EXERCISE REQUIREMENTS: Across the entries below, please work out how many lines contain the string "target" and give only the number.

WORKING DATA:
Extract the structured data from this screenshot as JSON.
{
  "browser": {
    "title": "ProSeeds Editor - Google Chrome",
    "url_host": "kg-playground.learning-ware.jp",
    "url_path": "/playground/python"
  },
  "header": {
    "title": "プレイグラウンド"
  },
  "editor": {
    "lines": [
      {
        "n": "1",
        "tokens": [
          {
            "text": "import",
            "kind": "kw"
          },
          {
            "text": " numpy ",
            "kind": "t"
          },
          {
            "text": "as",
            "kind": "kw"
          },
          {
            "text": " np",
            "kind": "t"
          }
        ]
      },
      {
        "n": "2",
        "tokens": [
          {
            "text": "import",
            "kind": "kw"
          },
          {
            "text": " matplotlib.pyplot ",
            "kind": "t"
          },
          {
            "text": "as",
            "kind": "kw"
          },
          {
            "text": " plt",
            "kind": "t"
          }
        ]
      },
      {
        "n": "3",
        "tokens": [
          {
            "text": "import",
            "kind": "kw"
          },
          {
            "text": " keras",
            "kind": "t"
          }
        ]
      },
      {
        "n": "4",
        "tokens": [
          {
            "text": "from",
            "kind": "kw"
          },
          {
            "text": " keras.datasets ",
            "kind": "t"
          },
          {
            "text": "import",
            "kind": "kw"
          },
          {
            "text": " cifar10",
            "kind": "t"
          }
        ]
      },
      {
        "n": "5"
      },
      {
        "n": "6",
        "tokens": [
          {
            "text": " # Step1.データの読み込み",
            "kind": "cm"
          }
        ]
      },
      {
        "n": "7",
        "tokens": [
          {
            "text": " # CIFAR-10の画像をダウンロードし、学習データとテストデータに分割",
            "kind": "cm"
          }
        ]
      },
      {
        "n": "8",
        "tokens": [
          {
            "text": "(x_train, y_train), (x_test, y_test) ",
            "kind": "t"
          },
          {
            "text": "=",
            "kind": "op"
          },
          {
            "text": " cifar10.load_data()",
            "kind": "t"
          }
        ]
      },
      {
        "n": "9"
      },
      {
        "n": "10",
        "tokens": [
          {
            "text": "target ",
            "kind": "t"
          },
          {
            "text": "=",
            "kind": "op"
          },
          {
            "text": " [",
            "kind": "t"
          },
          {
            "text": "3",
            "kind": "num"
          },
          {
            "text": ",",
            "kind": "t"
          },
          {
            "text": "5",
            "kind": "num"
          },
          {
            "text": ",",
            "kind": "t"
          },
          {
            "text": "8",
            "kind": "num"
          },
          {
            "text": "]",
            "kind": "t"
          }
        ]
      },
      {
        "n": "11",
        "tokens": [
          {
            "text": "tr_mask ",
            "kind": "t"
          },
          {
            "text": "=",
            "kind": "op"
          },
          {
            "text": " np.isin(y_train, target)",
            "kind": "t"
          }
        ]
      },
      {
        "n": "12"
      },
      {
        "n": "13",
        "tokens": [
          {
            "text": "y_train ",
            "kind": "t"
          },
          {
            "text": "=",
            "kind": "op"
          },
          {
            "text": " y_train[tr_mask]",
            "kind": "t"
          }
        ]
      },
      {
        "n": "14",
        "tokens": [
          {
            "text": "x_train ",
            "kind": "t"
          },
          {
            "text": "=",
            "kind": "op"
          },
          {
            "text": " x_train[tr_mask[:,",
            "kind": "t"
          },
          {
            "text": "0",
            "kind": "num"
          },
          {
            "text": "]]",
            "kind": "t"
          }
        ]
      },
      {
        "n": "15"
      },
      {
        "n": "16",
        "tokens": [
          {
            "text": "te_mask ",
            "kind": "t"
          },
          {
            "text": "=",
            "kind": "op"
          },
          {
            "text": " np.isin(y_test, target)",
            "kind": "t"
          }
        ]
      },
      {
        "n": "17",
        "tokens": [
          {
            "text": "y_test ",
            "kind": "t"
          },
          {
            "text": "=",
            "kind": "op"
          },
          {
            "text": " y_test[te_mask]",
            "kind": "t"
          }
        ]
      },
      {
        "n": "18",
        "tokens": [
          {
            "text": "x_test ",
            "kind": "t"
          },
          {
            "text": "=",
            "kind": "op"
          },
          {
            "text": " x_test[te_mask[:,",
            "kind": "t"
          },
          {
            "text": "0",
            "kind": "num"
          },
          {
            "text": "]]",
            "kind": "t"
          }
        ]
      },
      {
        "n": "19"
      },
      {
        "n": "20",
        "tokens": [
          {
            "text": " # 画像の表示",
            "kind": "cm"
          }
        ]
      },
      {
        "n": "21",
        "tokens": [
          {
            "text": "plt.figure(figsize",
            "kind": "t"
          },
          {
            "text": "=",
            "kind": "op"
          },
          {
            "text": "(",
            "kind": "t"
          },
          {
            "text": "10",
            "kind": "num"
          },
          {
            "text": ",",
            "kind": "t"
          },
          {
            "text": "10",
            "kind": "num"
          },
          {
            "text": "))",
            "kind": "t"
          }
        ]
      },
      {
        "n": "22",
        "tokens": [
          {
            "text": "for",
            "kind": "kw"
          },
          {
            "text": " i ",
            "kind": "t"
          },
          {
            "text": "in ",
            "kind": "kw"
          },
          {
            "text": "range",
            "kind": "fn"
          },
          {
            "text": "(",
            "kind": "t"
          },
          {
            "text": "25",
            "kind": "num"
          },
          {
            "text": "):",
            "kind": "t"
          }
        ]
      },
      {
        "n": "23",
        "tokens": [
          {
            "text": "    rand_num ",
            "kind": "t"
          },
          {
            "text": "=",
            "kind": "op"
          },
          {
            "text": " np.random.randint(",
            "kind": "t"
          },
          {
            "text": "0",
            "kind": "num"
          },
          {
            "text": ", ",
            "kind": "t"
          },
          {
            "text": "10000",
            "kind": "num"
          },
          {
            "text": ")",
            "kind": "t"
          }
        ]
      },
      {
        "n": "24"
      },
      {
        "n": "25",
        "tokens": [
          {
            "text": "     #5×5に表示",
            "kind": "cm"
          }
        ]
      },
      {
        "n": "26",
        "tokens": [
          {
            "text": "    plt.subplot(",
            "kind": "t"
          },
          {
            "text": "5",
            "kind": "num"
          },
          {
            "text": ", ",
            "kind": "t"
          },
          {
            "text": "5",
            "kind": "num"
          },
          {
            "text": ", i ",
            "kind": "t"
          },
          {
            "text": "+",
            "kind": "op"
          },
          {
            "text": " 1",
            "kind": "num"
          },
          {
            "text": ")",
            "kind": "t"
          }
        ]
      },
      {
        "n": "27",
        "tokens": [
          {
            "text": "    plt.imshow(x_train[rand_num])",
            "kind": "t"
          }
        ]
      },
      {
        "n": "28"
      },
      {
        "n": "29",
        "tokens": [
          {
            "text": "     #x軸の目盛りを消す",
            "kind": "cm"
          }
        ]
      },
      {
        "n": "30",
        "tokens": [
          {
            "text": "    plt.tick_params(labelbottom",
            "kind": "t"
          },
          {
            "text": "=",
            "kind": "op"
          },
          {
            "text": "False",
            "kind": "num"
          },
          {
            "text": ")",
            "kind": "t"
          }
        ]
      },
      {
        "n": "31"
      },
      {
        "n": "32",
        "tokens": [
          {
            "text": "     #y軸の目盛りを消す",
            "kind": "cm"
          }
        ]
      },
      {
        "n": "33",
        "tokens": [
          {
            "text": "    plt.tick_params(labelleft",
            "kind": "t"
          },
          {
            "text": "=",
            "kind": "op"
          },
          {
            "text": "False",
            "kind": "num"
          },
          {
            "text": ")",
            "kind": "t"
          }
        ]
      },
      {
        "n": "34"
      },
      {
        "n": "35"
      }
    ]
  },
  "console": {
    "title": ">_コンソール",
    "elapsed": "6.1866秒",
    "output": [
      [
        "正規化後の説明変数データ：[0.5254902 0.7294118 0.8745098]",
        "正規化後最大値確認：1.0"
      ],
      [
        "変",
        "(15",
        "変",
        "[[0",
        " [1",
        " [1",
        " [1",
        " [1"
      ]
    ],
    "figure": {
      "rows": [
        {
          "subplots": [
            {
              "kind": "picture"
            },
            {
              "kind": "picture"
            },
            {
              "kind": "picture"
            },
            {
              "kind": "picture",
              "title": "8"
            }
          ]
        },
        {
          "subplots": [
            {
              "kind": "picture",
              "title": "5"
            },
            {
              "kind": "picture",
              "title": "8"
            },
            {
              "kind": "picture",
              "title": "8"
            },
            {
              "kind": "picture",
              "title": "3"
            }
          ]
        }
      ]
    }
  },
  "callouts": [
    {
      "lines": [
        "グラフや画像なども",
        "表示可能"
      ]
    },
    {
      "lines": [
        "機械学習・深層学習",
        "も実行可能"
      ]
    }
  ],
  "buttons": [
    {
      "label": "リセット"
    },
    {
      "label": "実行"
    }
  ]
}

OUTPUT: 3